What is a distress scale?

The Kessler Psychological Distress Scale (K10) [1] is a simple measure of psychological distress. The K10 scale involves 10 questions about emotional states each with a five-level response scale. The measure can be used as a brief screen to identify levels of distress.

When should a patient be screened for distress?

Although distress screening could occur with every patient encounter, ACoS recommends that distress screening occurs “a minimum of one time per patient at a pivotal medical visit to be determined by the program.” Pivotal times include initial diagnosis, beginning and ending treatments, and recurrence or progression.

What are the three most common distressing symptoms that cancer patients experience?

In one study of cancer patients receiving home health-based hospice care, the lack of energy, dry mouth, pain, shortness of breath, feeling bloated and difficulty sleeping were the most distressing problems reported.

Is NCCN account free?

To use the NCCN Guidelines App, an individual must be a registered user on NCCN.org. There is no fee to become a registered user on NCCN.org and to view the NCCN Guidelines.

What is the purpose of NCCN Guidelines?

The intent of the NCCN Guidelines is to assist in the decision-making process of individuals involved in cancer care—including physicians, nurses, pharmacists, payers, patients and their families—with the ultimate goal of improving patient care and outcomes.

What is the Kessler score?

Scores range from 10 – 50. Missing items are excluded from the calculation of the total score. The K-10 is a measure of psychological distress that first should be considered at face value. Higher scores indicate greater psychological distress, whatever the cause.

What is psychosocial distress?

What are the ways to address psychosocial distress?

The five steps of psychosocial distress management are as follows: 1) screening, 2) evaluating, 3) referring, 4) following-up and 5) documenting & quality improvement (See Figure 1).

What are the 2 types of distress?

fact, Hans Selye introduced the concept of stress having two categories: distress and eustress. Distress is stress that negatively affects you and eustress is stress that has a positive effect on you.
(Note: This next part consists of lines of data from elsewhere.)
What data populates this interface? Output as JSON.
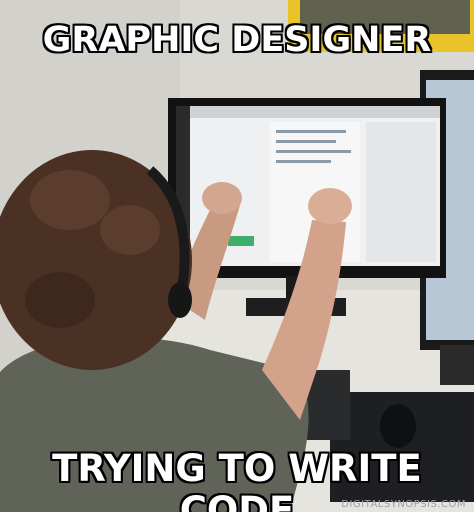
{
  "meme": {
    "top_text": "GRAPHIC DESIGNER",
    "bottom_text": "TRYING TO WRITE CODE",
    "watermark": "DIGITALSYNOPSIS.COM"
  }
}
Eustress is what energizes us and motivates us to make a change.

What is the most common symptom at the end of life?

Fatigue is the most common symptom at the end of life, but little is known about its pathophysiology and specific treatment. Education of the patient and family is the foundation of treatment, with the possible use of adjunctive psychostimulants.

What is the most significant risk resulting from cancer related distress?
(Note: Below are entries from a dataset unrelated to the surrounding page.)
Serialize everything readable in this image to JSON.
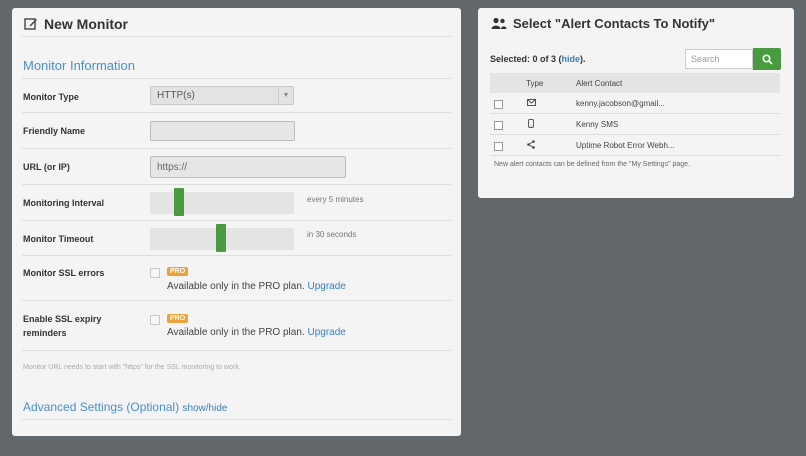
{
  "left_panel": {
    "title": "New Monitor",
    "section_title": "Monitor Information",
    "monitor_type": {
      "label": "Monitor Type",
      "value": "HTTP(s)"
    },
    "friendly_name": {
      "label": "Friendly Name",
      "value": ""
    },
    "url": {
      "label": "URL (or IP)",
      "value": "https://"
    },
    "monitoring_interval": {
      "label": "Monitoring Interval",
      "note": "every 5 minutes"
    },
    "monitor_timeout": {
      "label": "Monitor Timeout",
      "note": "in 30 seconds"
    },
    "ssl_errors": {
      "label": "Monitor SSL errors",
      "badge": "PRO",
      "availability": "Available only in the PRO plan.",
      "upgrade": "Upgrade"
    },
    "ssl_expiry": {
      "label_line1": "Enable SSL expiry",
      "label_line2": "reminders",
      "badge": "PRO",
      "availability": "Available only in the PRO plan.",
      "upgrade": "Upgrade"
    },
    "ssl_note": "Monitor URL needs to start with \"https\" for the SSL monitoring to work.",
    "advanced": {
      "title": "Advanced Settings (Optional)",
      "toggle": "show/hide"
    }
  },
  "right_panel": {
    "title": "Select \"Alert Contacts To Notify\"",
    "selected_prefix": "Selected: 0 of 3 (",
    "hide_link": "hide",
    "selected_suffix": ").",
    "search_placeholder": "Search",
    "columns": {
      "type": "Type",
      "contact": "Alert Contact"
    },
    "contacts": [
      {
        "icon": "email-icon",
        "name": "kenny.jacobson@gmail..."
      },
      {
        "icon": "mobile-icon",
        "name": "Kenny SMS"
      },
      {
        "icon": "share-icon",
        "name": "Uptime Robot Error Webh..."
      }
    ],
    "footer_note": "New alert contacts can be defined from the \"My Settings\" page."
  },
  "colors": {
    "accent_blue": "#4a8fd0",
    "green": "#4a9a3f",
    "pro_orange": "#e8a33d",
    "background": "#62676b"
  }
}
Patients with high levels of cancer-related distress may become disabled with depression, anxiety, isolation, panic and existential and spiritual crisis. Prompt diagnosis and management of cancer-related distress can result in improved communication, and decreased healthcare utilization.

What is the National Comprehensive Cancer Network (NCCN) Distress scale?

The DT, the National Comprehensive Cancer Network (NCCN) single-item and rapid-screening instrument, asks patients to rate their distress on a scale of 0 to 10, with 10 being extreme distress. On an accompanying problem checklist, patients are asked to indicate what has been a problem for them in the past week. [ 9]

Who developed the NCCN guidelines for distress management for cancer patients?

35 NCCN Guidelines for Patients®: Distress During Cancer Care, 2020 NCCN Contributors The NCCN Clinical Practice Guidelines in Oncology (NCCN Guidelines®) for Distress Management, Version 2.2020 were developed by the following NCCN Panel Members: Michelle B. Riba, MD, MS/Chair University of Michigan Rogel Cancer Center

How many NCCN Member institutions perform screening for distress?

As of 2012, 14 of 20 responding NCCN Member Institutions (70%) performed routine screening for distress in at least some patient populations. Half of responding centers reported having screened all outpatients for distress. Another survey of 233 APOS

How many cancer centers have started distress screening?

A 2013–2014 survey of applicants for a distress screening cancer education program, spanning 70 institutions, showed that fewer than half of these institutions had not yet begun distress screening. 53 A 2014 survey of 55 cancer centers in the United States and